At that point I started to scream. Or at least tried to. Nothing came out at first, and then a low, mournful groan started to escape from my throat, growing at the same rate as the shaft of light and the pressure on my face (like a tumor with a hard-on on growth steroids). And the groan increased ‘til it was a low frequency sound that was as chilling and unnerving as everything else around me. With one final effort, I struggled to move. But this time just my leg.

And it worked. My right leg jerked slightly, with just enough behind it to rock the rest of my body, which jerked me awake. Well, maybe ‘awake’ is the wrong word, since I felt awake enough earlier. But it sure as shit snapped me out of it.

Everything ended abruptly. The pain, the light, the groaning, and I was lying exactly as I had been a nano-second earlier, staring at exactly what I had been staring at, the coat rack. And all I could deduce was that, because my sleep process had been so hijacked and tortured by someone-who-shall-not-be-named, maybe that translated into this surreal experience. Certainly the most interesting thing to happen to me last night. I wonder now whether people will start to believe my assertions that I’m the brink of insanity.

Drowse

July 25, 2008

Sleep is becoming more of a chore these days as I freely sample sleep disorders like hors d’oeuvres at a fully staffed buffet. On introspection, I realize this began in earnest – surprise, surprise – after the midnight screening of The Dark Knight. I couldn’t sleep afterwards, and still showed up for work b4 9am the next morning. Because of a friend’s birthday party, I didn’t get home that night ‘til 4am, yet I was wide awake at 9am on Saturday, unable to sleep again.

That night I only managed another 5 hours, much to my chagrin, meaning 10 hours of sleep in the last 84. Then, to mix things up, Monday thru Friday, I found myself unable to wake up and rise, a condition mirroring hypersomnia, which can arise from clinical depression.

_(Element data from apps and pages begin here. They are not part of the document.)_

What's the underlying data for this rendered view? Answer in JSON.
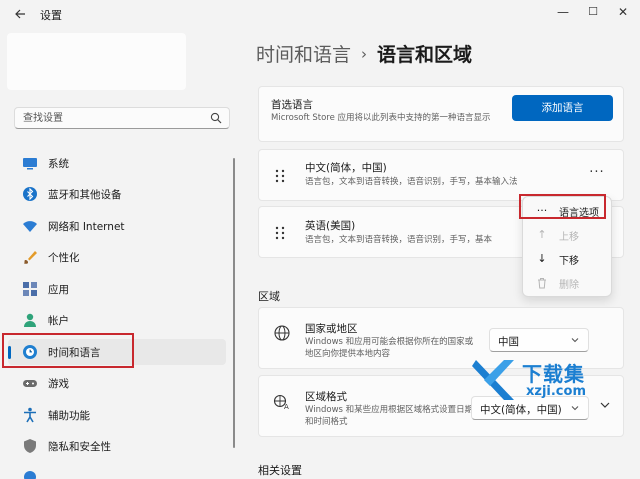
{
  "window": {
    "title": "设置",
    "back_icon": "arrow-left",
    "controls": {
      "minimize": "—",
      "maximize": "☐",
      "close": "✕"
    }
  },
  "search": {
    "placeholder": "查找设置"
  },
  "sidebar": {
    "items": [
      {
        "label": "系统",
        "icon": "monitor-icon"
      },
      {
        "label": "蓝牙和其他设备",
        "icon": "bluetooth-icon"
      },
      {
        "label": "网络和 Internet",
        "icon": "wifi-icon"
      },
      {
        "label": "个性化",
        "icon": "brush-icon"
      },
      {
        "label": "应用",
        "icon": "apps-icon"
      },
      {
        "label": "帐户",
        "icon": "person-icon"
      },
      {
        "label": "时间和语言",
        "icon": "globe-clock-icon",
        "active": true
      },
      {
        "label": "游戏",
        "icon": "gamepad-icon"
      },
      {
        "label": "辅助功能",
        "icon": "accessibility-icon"
      },
      {
        "label": "隐私和安全性",
        "icon": "shield-icon"
      }
    ]
  },
  "breadcrumb": {
    "parent": "时间和语言",
    "separator": "›",
    "current": "语言和区域"
  },
  "preferred_language": {
    "title": "首选语言",
    "description": "Microsoft Store 应用将以此列表中支持的第一种语言显示",
    "add_button": "添加语言"
  },
  "languages": [
    {
      "name": "中文(简体，中国)",
      "features": "语言包，文本到语音转换，语音识别，手写，基本输入法"
    },
    {
      "name": "英语(美国)",
      "features": "语言包，文本到语音转换，语音识别，手写，基本"
    }
  ],
  "more_icon": "···",
  "context_menu": {
    "items": [
      {
        "label": "语言选项",
        "icon": "···",
        "enabled": true,
        "highlighted": true
      },
      {
        "label": "上移",
        "icon": "↑",
        "enabled": false
      },
      {
        "label": "下移",
        "icon": "↓",
        "enabled": true
      },
      {
        "label": "删除",
        "icon": "trash-icon",
        "enabled": false
      }
    ]
  },
  "region_section": {
    "label": "区域",
    "country": {
      "title": "国家或地区",
      "description": "Windows 和应用可能会根据你所在的国家或地区向你提供本地内容",
      "value": "中国"
    },
    "format": {
      "title": "区域格式",
      "description": "Windows 和某些应用根据区域格式设置日期和时间格式",
      "value": "中文(简体，中国)"
    }
  },
  "related_section": {
    "label": "相关设置"
  },
  "watermark": {
    "main": "下载集",
    "sub": "xzji.com"
  },
  "colors": {
    "accent": "#0067c0",
    "highlight_box": "#c8282e",
    "watermark": "#1c7fd1"
  }
}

I’ve never been the best sleeper – despite what people tell me – and I find myself juggling mild forms of insomnia, hypnagogic terrors, and hypersomnia – none big deals in and of themselves, but can be a real bitch when chucked together during a working week. It’s becoming a real pain-in-the-ass, but at least the hypnagogic terrors are not as bad as I’ve experienced. I’ve always wanted to try to write such a condition into a character in a script, but while the sensation is novel (and literally breathtaking) it doesn’t lend itself well to the visual medium without becoming hokey or being really far-out and off-the-wall ala Terry Gilliam (and I’m, sadly, no Terry Gilliam).

For the uninitiated, hypnagogic terrors are – at least in my case – an irrational but overwhelming fear that seizes you during hynagogia, which is the phase between sleep and wakefulness. So, on occasion, I’m unable to fall asleep because of a powerful fear, which arises only on the very brink of falling asleep, that I will never be able to wake again. No amount of logical argument dispels this, as it occurs at a time when one isn’t really in a thinking mode. If I can’t kick it, I might as well exploit it in a script, but how dramatize something so incredibly palpable and powerful yet happens only in the head?